One of three works by the elusive British street artist Banksy has sold at a Miami auction for $575,000.
An anonymous buyer purchased Kissing Coppers, spray-painted in 2005 on the Prince Albert Pub in Brighton, England, at the Fine Art Auctions Miami.
The piece was expected to sell anywhere from $500,000 to $700,000.
Ashley Jimenez, a spokeswoman for the auction house, said the other two pieces - done in New York last year – did not receive their minimum bids but interested buyers can still contact the auction house within 30 days.
The two works that went unsold are Bandaged Heart and Crazy Horse Car Door.
Stephan Keszler is the seller of all three works.
Bandaged Heart, which was spray-painted on the side of a Brooklyn warehouse, was removed by a team of specialists shortly after it was completed during Banksy’s self-proclaimed New York City residency in the autumn, said Mr Keszler, the owner of Keszler Gallery in Manhattan and Southampton who purchased the work.

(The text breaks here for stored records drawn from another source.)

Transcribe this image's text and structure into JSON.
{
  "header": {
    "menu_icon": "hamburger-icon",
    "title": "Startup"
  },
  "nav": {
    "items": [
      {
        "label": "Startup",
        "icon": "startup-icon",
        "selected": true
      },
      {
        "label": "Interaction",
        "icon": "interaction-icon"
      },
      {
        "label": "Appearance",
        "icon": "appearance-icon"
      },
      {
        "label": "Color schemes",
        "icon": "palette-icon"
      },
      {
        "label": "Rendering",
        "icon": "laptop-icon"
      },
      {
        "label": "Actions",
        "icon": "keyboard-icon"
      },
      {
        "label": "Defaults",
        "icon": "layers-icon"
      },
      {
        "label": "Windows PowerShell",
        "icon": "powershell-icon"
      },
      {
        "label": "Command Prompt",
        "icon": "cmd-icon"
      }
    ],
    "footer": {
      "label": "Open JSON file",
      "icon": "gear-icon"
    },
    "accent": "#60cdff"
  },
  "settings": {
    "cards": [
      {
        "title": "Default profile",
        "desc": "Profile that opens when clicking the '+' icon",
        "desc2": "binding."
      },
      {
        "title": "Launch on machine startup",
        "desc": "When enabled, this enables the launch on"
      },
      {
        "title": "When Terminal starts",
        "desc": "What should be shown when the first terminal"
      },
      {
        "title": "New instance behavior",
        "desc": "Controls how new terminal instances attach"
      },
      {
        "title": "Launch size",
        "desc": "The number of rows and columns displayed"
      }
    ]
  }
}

In an interview yesterday, he said he paid to have the 8ft-by-11ft hole left behind sealed up. He declined to say how much he paid for the 1,500lb chunk of art, other than: “Less than I will sell it for.”
Bandaged Heart is an image of a heart-shaped balloon covered in Band-Aids. Soon after it went up, the work was immediately “tagged” by another graffiti artist. It is believed Banksy then added the words “is a jealous little” afterwards.
Kissing Coppers is a black-and-white stencil of two uniformed English police officers in a passionate clinch. The stencil was reportedly lifted and transferred to a canvas before the pub sold it to Mr Keszler.
Another work created during Banksy’s New York residency, Crazy Horse Car Door, is a rear door of a Manhattan car spray-painted with a scene depicting a struggling, Herculean figure surrounded by running horses.
In the last three years, Mr Keszler said, he has sold 11 original works by the street artist, including Banksy Slave Labour (Bunting Boy), which sold for $1.1m in London to a US collector.
Asked if he worries about selling art by someone whose identity remains a mystery, Mr Keszler quipped: “He knows who we are.”
Banksy, who refuses to reveal his full identity, began his career spray-painting buildings in Bristol, England.
During his month-long stint in New York in October, Banksy put pictures of his work on his website containing clues on their locations but nothing precise.
That spawned a hunt by fans who tracked down the works, shared locations via social media, then swarmed to see them.
Mr Keszler said he decided to get into selling street art “because no one else is doing it. It’s a very good niche.”